_WORKING DATA_.
++++++++
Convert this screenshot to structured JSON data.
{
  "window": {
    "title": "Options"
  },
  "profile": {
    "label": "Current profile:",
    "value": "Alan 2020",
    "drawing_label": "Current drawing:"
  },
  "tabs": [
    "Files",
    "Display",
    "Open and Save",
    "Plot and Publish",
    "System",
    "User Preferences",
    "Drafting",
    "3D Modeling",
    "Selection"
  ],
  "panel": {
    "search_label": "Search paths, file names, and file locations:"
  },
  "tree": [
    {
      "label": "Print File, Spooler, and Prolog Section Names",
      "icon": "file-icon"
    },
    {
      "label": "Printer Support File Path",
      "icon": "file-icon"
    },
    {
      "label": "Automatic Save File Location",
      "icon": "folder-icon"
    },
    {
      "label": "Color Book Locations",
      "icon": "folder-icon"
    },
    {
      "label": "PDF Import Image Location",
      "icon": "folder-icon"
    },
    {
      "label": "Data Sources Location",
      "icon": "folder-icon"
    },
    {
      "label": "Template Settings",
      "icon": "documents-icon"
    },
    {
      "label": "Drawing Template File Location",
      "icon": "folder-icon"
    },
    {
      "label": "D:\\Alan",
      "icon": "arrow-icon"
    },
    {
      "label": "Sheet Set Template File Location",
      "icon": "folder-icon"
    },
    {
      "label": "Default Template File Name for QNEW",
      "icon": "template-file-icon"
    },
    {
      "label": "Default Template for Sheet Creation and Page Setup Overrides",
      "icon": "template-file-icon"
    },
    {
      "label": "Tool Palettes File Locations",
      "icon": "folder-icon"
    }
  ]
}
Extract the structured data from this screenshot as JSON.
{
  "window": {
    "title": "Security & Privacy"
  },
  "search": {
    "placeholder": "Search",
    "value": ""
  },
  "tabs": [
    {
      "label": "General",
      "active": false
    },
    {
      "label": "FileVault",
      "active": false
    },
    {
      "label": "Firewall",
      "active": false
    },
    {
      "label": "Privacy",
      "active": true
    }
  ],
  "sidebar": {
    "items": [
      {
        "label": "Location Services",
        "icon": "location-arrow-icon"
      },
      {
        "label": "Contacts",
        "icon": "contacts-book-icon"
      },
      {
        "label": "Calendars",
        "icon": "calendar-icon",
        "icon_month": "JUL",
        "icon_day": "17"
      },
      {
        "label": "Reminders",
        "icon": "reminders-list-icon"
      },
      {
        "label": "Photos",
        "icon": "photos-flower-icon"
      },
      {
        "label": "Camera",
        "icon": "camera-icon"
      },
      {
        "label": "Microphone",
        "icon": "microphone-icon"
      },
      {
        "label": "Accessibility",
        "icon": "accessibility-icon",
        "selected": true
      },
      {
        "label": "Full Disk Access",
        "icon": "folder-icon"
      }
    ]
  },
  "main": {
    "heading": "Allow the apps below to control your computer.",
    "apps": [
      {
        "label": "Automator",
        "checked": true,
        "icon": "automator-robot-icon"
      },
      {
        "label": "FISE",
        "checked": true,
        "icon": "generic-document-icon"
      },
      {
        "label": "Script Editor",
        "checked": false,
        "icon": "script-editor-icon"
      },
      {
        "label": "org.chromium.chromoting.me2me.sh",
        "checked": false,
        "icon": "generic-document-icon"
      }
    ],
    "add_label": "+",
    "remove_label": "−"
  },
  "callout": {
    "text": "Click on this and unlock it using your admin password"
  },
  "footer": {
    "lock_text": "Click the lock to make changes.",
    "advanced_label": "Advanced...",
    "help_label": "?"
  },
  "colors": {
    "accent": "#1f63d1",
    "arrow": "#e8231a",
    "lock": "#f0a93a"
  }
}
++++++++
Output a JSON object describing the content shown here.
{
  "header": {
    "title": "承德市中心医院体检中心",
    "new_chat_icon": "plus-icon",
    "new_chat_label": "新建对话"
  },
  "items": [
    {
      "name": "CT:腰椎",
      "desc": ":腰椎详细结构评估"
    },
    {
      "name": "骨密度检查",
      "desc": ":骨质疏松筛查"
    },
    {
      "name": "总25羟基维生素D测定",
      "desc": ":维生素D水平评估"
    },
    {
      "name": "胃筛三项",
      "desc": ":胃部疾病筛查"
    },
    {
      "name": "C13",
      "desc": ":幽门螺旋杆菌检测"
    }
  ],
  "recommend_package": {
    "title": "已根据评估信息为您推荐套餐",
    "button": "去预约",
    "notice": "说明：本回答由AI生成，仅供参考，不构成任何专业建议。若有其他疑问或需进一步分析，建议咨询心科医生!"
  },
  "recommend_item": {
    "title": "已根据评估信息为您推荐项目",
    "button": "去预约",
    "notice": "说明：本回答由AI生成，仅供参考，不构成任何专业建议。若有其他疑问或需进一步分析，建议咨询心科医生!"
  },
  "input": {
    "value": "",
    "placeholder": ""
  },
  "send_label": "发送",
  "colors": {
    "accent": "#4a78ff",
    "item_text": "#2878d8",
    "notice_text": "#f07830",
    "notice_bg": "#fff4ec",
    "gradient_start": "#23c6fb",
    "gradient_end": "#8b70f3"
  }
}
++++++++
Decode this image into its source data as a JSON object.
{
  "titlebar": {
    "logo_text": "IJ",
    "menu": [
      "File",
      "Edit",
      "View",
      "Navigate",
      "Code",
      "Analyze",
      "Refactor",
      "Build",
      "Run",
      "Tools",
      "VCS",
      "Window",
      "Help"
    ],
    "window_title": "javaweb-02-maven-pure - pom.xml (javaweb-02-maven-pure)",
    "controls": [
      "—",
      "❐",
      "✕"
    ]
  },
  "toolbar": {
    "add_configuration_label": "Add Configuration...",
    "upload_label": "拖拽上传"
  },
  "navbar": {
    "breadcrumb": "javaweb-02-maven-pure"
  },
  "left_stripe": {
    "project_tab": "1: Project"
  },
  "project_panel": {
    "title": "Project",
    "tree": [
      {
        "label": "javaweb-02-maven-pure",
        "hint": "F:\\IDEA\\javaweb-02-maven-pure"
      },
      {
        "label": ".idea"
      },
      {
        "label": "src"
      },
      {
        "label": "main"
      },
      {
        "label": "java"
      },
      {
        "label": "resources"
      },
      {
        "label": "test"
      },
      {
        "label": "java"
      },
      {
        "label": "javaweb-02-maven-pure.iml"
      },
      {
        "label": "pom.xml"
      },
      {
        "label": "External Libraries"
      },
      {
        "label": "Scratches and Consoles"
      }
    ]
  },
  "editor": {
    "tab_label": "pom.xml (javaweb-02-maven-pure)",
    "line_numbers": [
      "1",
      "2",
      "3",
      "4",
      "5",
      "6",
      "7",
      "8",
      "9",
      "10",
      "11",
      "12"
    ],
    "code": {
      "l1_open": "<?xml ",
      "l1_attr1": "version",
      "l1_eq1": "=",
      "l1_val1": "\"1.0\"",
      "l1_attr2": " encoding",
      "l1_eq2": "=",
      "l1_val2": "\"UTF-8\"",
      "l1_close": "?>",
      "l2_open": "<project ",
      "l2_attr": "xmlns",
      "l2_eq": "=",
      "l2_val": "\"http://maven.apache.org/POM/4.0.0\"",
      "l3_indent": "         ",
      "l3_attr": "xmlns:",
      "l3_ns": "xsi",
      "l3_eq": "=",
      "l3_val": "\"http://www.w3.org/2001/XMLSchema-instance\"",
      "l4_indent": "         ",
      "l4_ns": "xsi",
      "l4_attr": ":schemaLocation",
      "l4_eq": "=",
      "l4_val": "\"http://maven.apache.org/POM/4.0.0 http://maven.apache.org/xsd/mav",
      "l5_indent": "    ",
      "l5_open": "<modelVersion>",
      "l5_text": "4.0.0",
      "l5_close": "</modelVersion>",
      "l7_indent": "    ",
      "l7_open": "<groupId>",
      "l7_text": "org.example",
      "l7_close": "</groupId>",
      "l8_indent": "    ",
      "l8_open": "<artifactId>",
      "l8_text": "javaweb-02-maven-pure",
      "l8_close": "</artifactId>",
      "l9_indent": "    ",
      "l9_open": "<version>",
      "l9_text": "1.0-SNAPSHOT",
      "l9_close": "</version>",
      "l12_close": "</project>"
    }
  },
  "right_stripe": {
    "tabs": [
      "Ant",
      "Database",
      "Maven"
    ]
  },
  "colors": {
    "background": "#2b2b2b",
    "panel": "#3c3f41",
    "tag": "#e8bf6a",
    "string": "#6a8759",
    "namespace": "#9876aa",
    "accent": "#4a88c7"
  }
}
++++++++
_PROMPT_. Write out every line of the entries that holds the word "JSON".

_WORKED SOLUTION_.
Convert this screenshot to structured JSON data.
Extract the structured data from this screenshot as JSON.
Output a JSON object describing the content shown here.
Decode this image into its source data as a JSON object.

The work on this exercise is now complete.